Nutritious Food: An Ultimate Necessity as We Get Older
For more than half a century, baby boomers have shaped American society. To accommodate the 76 million people who make up this cohort, we built schools, expanded neighborhoods to accommodate their growing families, and saw an expansion of the workforce as they contributed to a growing economy.
Even as many boomers remain in the workforce for years longer than prior generations, we are beginning to see an inexorable movement toward retirement for a generation who will make up the largest senior population in American history.
Some will have the resources to support their health and well-being during these years. However, a great many enter this stage of their lives without the means and ability to care for themselves. And sadly, far too many seniors are food insecure.
Today, Feeding America—the largest domestic hunger-relief organization—serves more than 13 million older adults. As the senior population increases (roughly 10,000 baby boomers will turn 65 every day for the next 30 years), the number of seniors facing hunger will continue to grow significantly.

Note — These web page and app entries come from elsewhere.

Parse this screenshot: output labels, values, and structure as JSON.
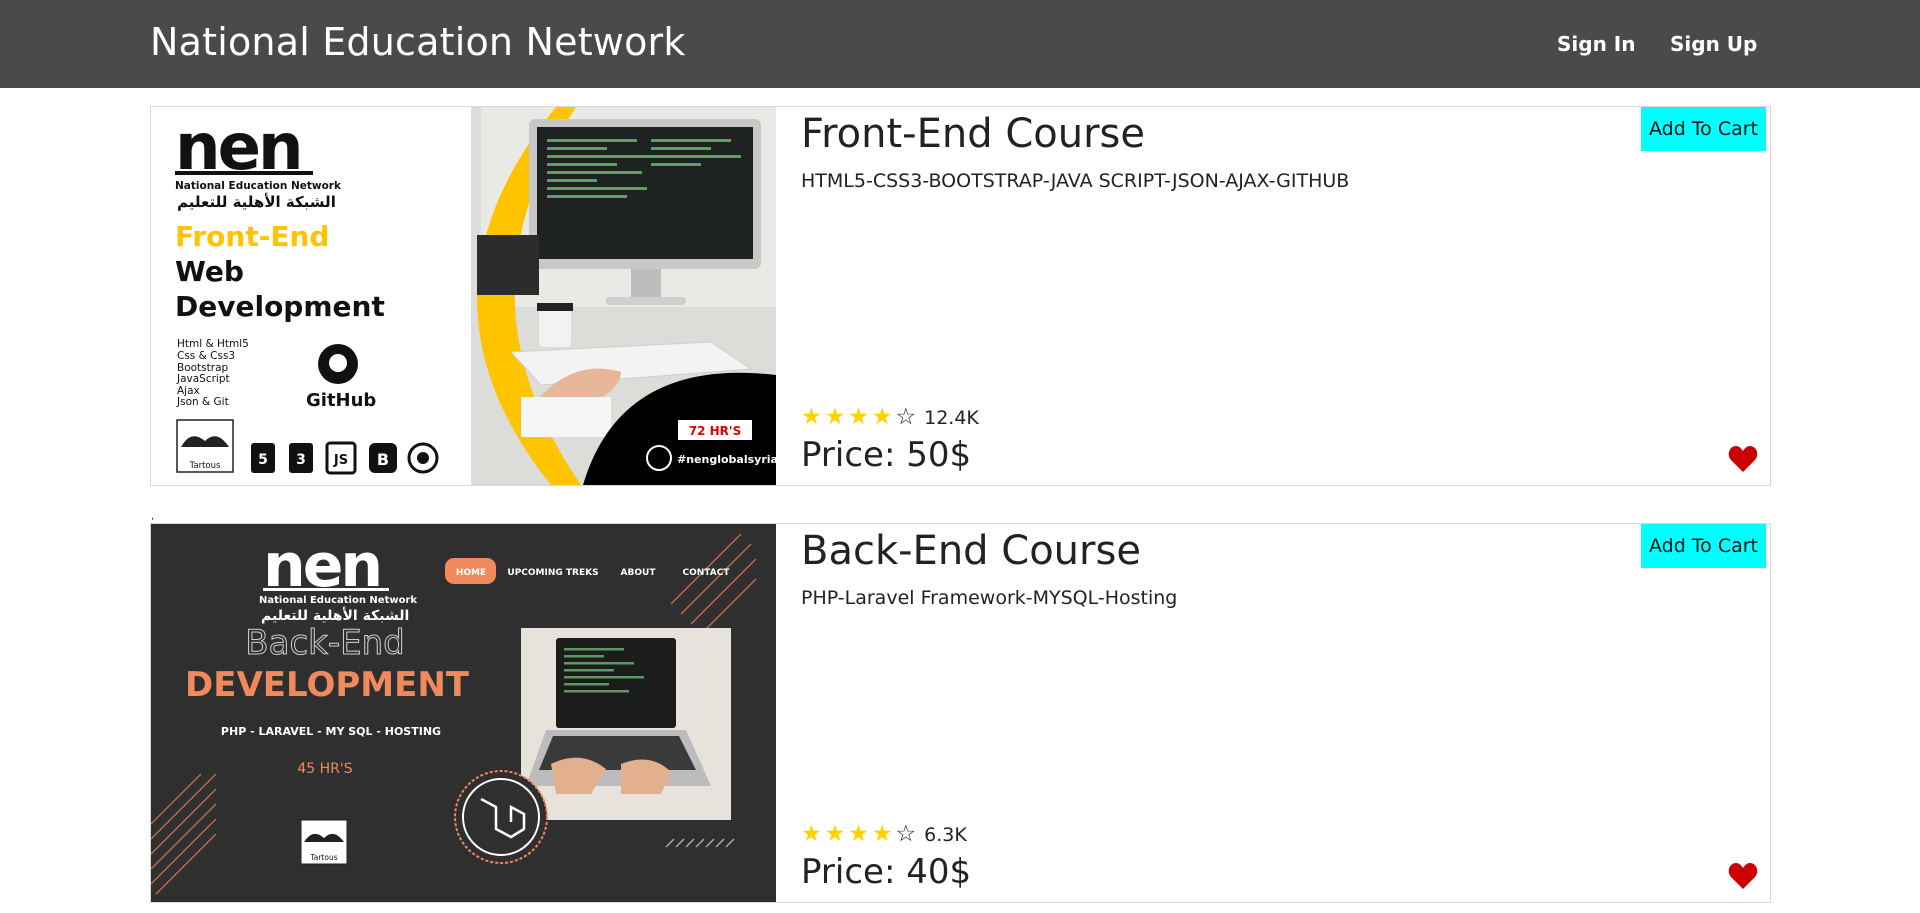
{
  "header": {
    "brand": "National Education Network",
    "sign_in": "Sign In",
    "sign_up": "Sign Up"
  },
  "separator_mark": ",",
  "courses": [
    {
      "title": "Front-End Course",
      "description": "HTML5-CSS3-BOOTSTRAP-JAVA SCRIPT-JSON-AJAX-GITHUB",
      "cart_label": "Add To Cart",
      "rating": {
        "stars": 4,
        "max": 5,
        "count": "12.4K"
      },
      "price": "Price: 50$",
      "image": {
        "logo": "nen",
        "logo_en": "National Education Network",
        "logo_ar": "الشبكة الأهلية للتعليم",
        "headline_1": "Front-End",
        "headline_2": "Web",
        "headline_3": "Development",
        "topics": [
          "Html & Html5",
          "Css & Css3",
          "Bootstrap",
          "JavaScript",
          "Ajax",
          "Json & Git"
        ],
        "github": "GitHub",
        "badge": "72 HR'S",
        "hashtag": "#nenglobalsyria",
        "seal": "Tartous",
        "tech_icons": [
          "5",
          "3",
          "JS",
          "B"
        ]
      }
    },
    {
      "title": "Back-End Course",
      "description": "PHP-Laravel Framework-MYSQL-Hosting",
      "cart_label": "Add To Cart",
      "rating": {
        "stars": 4,
        "max": 5,
        "count": "6.3K"
      },
      "price": "Price: 40$",
      "image": {
        "logo": "nen",
        "logo_en": "National Education Network",
        "logo_ar": "الشبكة الأهلية للتعليم",
        "menu": [
          "HOME",
          "UPCOMING TREKS",
          "ABOUT",
          "CONTACT"
        ],
        "headline_1": "Back-End",
        "headline_2": "DEVELOPMENT",
        "subline": "PHP - LARAVEL - MY SQL - HOSTING",
        "hours": "45 HR'S",
        "seal": "Tartous"
      }
    }
  ],
  "colors": {
    "navbar": "#4b4a49",
    "cart_button": "#00ffff",
    "star": "#ffd200",
    "heart": "#cc0000",
    "front_accent": "#ffc400",
    "back_accent": "#f08a5d"
  }
}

Consequently, we’re actively building our capacity to meet this growing need in the years ahead. This means developing innovative programs that accommodate specific dietary needs of seniors—enabling people to stay healthy and strong for as long as possible.
Nutritious food is critical for people at every stage of life, but it can be particularly important for us as we age. Studies show that seniors facing hunger have an increased risk of chronic health conditions. They’re 60% more likely to experience depression, 53% more likely to report a heart attack, and 40% more likely to report congestive heart failure than seniors of the same age who do not struggle with hunger. Nutritious food can often help manage or prevent these conditions and promote better health in the long-term.
The Feeding America network is working to deliver nutritious food to seniors through senior grocery programs, the Commodity Supplemental Food Program (CSFP), congregate meal service, farmers markets, home delivery, cooking and nutrition classes, and more.
We are also delighted to collaborate with NCOA to help address the senior SNAP gap where only 41% of eligible seniors nationwide are enrolled and receiving SNAP benefits. The Supplemental Nutrition Assistance Program (SNAP, formerly known as food stamps) provides eligible seniors with resources to buy groceries and fresh nutritious food at local stores, helping them to make ends meet. There are a variety of reasons why participation among seniors is lower than average, and working together we can address these challenges and help older Americans access this important resource.
This National Nutrition Month™, we encourage individuals, organizations, corporations, and government to work together to prepare for and serve this growing population, and ask you to encourage your friends, colleagues, and neighbors to join us in the fight to #SolveSeniorHunger.
Learn more about how you can get involved with Feeding America in our #SolveSeniorHunger work at FeedingAmerica.org/SolveSeniorHunger.